There are many parallels and lessons that can be learned for your daily fantasy baseball tournament play based on backgrounds in other games such as tournament poker or thoroughbred handicapping. MLB DFS, like those other two pursuits, is a game where you have multiple opportunities daily to get in on the action in a high-variance event where the correct play is often in contrast to the actual result of the event.
The mental hurdles are very similar, and in MLB GPP play, you will certainly need quality bankroll management in order to stay in the game and get a true reflection of your expected ROI through volume. Dropping from the leaderboard in a MLB GPP to the other side of the cash bubble in the final four innings of the late game can and will happen, and the only way to handle the mental impact of it is to have a long-term bankroll management game plan grounded in logic.
Any tournament poker player will tell you that you can be the best player in every tournament you enter for weeks at a time, either online or brick-and-mortar, and still fail to reach any final tables. Opponents getting insufficient odds to continue with a hand hit runner-runner straights, pocket kings get cracked all-in pre-flop against jacks, and the list goes on and on.
If you are a player who is competent enough to expect a long-term ROI due to making primarily +EV plays in high-variance events, volume is your best friend. Being the best player in a $100 buy-in MLB tourney does you no good if not cashing will knock you out of DFS action the same as being the best player in a $1K online poker tourney doesn’t matter if that’s your entire bankroll. In either case, they are horrible decisions regardless of how much better you might be than the field.
When deciding what buy-in level you want to play in an MLB DFS game, you have to consider a number of factors. Perhaps the most important is knowledge of yourself; in other words, what buy-in level can you play without getting out of your game due to the cost, and what GPP buy-in can you lose and have it not affect you.
If failing to cash a $50 buy-in tourney is going to hurt you mentally, it does not matter if you have a $10,000 bankroll; a $50 BI is out of your comfort level. Everyone will need to decide for themselves what cushion they feel comfortable with, but for GPP play I like to enter tournaments that represent no more than 2% of my DFS bankroll. Some players will go up to 5% of their bankroll and some will go a bit less. The name of the game for a +ROI gamer is staying in action and building volume to level off the variance.
The next question comes when you are either winning or losing an amount that significantly changes your working bankroll. You’ve just taken down $5,000 for shipping a GPP and your $1,000 bankroll suddenly is sitting at $6,000. As a $10 tourney player, do you move up in stakes? If so, how much?
It is usually dangerous to significantly jump in stakes off a big win from a small sample. A smart compromise for a lightly experienced player would be to take $4,000 out of your DFS bankroll at that point and put it in the bank for life expenses.
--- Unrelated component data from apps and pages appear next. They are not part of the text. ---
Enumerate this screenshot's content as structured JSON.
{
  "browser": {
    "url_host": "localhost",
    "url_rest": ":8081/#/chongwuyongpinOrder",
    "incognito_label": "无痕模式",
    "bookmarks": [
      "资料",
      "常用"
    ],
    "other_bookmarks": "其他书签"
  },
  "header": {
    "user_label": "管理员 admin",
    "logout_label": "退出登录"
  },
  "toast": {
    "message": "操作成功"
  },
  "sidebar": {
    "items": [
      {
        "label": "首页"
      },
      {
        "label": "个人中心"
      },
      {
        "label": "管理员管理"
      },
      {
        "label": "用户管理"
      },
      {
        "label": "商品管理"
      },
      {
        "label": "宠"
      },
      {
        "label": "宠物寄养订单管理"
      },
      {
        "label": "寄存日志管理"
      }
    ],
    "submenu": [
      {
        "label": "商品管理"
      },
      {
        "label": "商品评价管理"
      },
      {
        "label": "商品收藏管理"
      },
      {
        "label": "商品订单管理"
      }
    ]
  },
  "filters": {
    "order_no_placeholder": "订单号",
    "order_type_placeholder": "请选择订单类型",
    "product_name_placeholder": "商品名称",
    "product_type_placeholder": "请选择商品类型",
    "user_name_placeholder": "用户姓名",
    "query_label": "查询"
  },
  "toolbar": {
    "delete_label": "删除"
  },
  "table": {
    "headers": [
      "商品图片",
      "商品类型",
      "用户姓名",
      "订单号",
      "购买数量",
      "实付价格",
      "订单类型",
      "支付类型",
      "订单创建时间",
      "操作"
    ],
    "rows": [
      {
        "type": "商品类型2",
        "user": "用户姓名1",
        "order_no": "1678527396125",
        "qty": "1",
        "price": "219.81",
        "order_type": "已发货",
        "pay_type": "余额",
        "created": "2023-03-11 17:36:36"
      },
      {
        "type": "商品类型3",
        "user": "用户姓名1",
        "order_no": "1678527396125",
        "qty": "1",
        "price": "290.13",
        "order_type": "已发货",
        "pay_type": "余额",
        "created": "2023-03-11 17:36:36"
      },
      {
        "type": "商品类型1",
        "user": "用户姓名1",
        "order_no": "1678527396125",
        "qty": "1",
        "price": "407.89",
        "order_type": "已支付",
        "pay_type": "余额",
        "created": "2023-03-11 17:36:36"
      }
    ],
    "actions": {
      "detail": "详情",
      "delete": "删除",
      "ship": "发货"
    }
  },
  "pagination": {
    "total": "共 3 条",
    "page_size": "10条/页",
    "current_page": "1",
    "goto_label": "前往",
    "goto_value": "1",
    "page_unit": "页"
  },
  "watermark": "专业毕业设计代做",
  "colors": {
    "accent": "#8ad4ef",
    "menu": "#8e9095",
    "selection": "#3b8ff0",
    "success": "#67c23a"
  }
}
With your remaining $2,000 bankroll, you can now double your usual buy-in level to $20 and have it only represent 1% of your bankroll, giving you a psychological comfort level and a healthy cushion while you go up in stakes.
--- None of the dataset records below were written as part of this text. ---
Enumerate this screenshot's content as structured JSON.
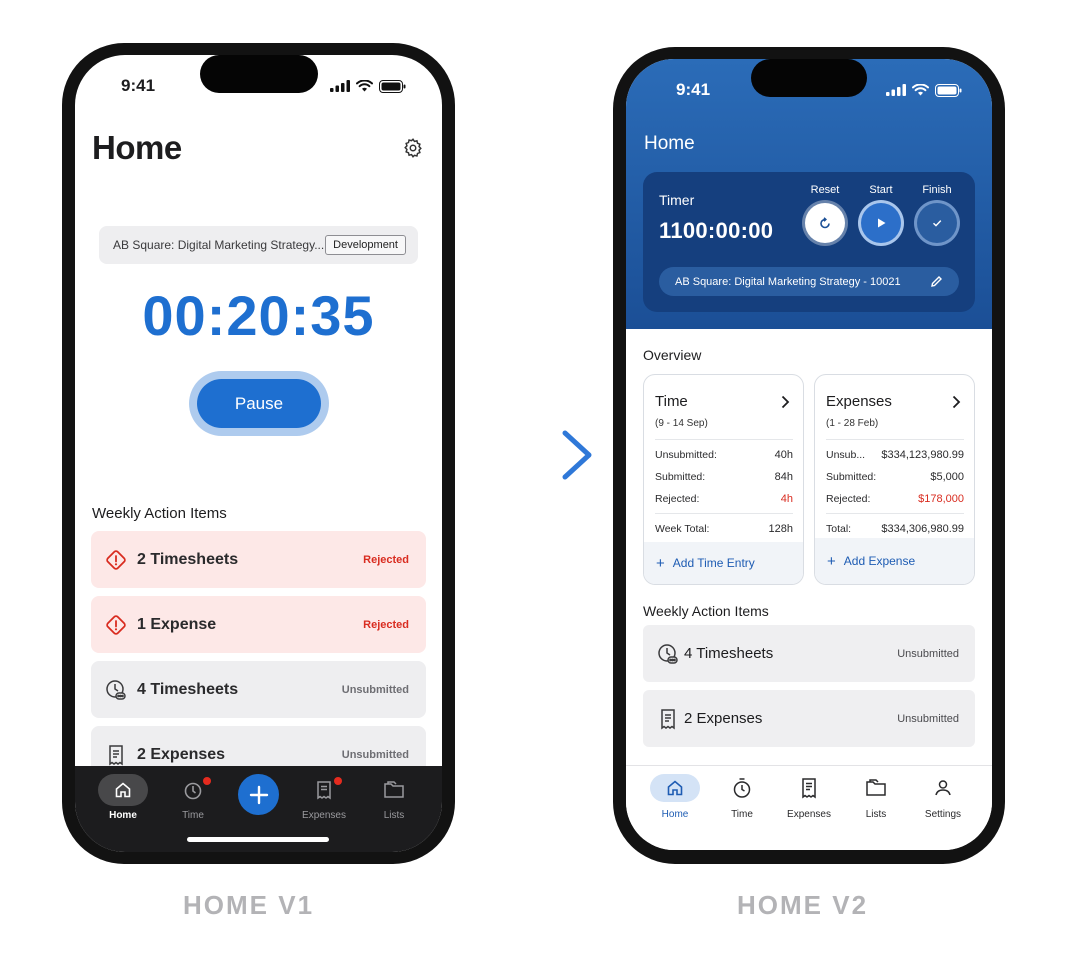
{
  "phone1": {
    "status_time": "9:41",
    "title": "Home",
    "project": "AB Square: Digital Marketing Strategy...",
    "tag": "Development",
    "timer": "00:20:35",
    "pause_label": "Pause",
    "section_title": "Weekly Action Items",
    "items": [
      {
        "label": "2 Timesheets",
        "status": "Rejected",
        "icon": "warning-diamond-icon"
      },
      {
        "label": "1 Expense",
        "status": "Rejected",
        "icon": "warning-diamond-icon"
      },
      {
        "label": "4 Timesheets",
        "status": "Unsubmitted",
        "icon": "clock-icon"
      },
      {
        "label": "2 Expenses",
        "status": "Unsubmitted",
        "icon": "receipt-icon"
      }
    ],
    "tabs": [
      "Home",
      "Time",
      "Expenses",
      "Lists"
    ],
    "colors": {
      "accent": "#1e6fd0",
      "rejected_bg": "#fde8e7",
      "rejected_text": "#d92c20",
      "tabbar": "#1c1c1e"
    }
  },
  "phone2": {
    "status_time": "9:41",
    "title": "Home",
    "timer_label": "Timer",
    "timer_value": "1100:00:00",
    "controls": [
      "Reset",
      "Start",
      "Finish"
    ],
    "project": "AB Square: Digital Marketing Strategy - 10021",
    "overview_title": "Overview",
    "time_card": {
      "title": "Time",
      "range": "(9 - 14 Sep)",
      "rows": [
        {
          "label": "Unsubmitted:",
          "value": "40h"
        },
        {
          "label": "Submitted:",
          "value": "84h"
        },
        {
          "label": "Rejected:",
          "value": "4h"
        }
      ],
      "total_label": "Week Total:",
      "total_value": "128h",
      "action": "Add Time Entry"
    },
    "expense_card": {
      "title": "Expenses",
      "range": "(1 - 28 Feb)",
      "rows": [
        {
          "label": "Unsub...",
          "value": "$334,123,980.99"
        },
        {
          "label": "Submitted:",
          "value": "$5,000"
        },
        {
          "label": "Rejected:",
          "value": "$178,000"
        }
      ],
      "total_label": "Total:",
      "total_value": "$334,306,980.99",
      "action": "Add Expense"
    },
    "section_title": "Weekly Action Items",
    "items": [
      {
        "label": "4 Timesheets",
        "status": "Unsubmitted",
        "icon": "clock-icon"
      },
      {
        "label": "2 Expenses",
        "status": "Unsubmitted",
        "icon": "receipt-icon"
      }
    ],
    "tabs": [
      "Home",
      "Time",
      "Expenses",
      "Lists",
      "Settings"
    ],
    "colors": {
      "header_top": "#2b6cb8",
      "header_bottom": "#1b4f96",
      "card": "#153f7e",
      "link": "#1e5cb3",
      "rejected": "#d92c20"
    }
  },
  "captions": {
    "v1": "HOME V1",
    "v2": "HOME V2"
  }
}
Remember, as a new player, you don’t really know your true expected long-term results, so keeping it all in the pot and going after $100+ buy-in games is a path to bankroll ruin.
In summary, MLB DFS play shares similarities with games such as tournament poker and thoroughbred handicapping, and the latter two high-variance games have taught us conclusively over time that planning bankroll management is crucial to keep yourself in action. The best MLB GPP player on the planet with horrendous bankroll management will show inferior results to an average beginner with a solid financial plan that he is committed to following through the emotional peaks and valleys that promise to follow.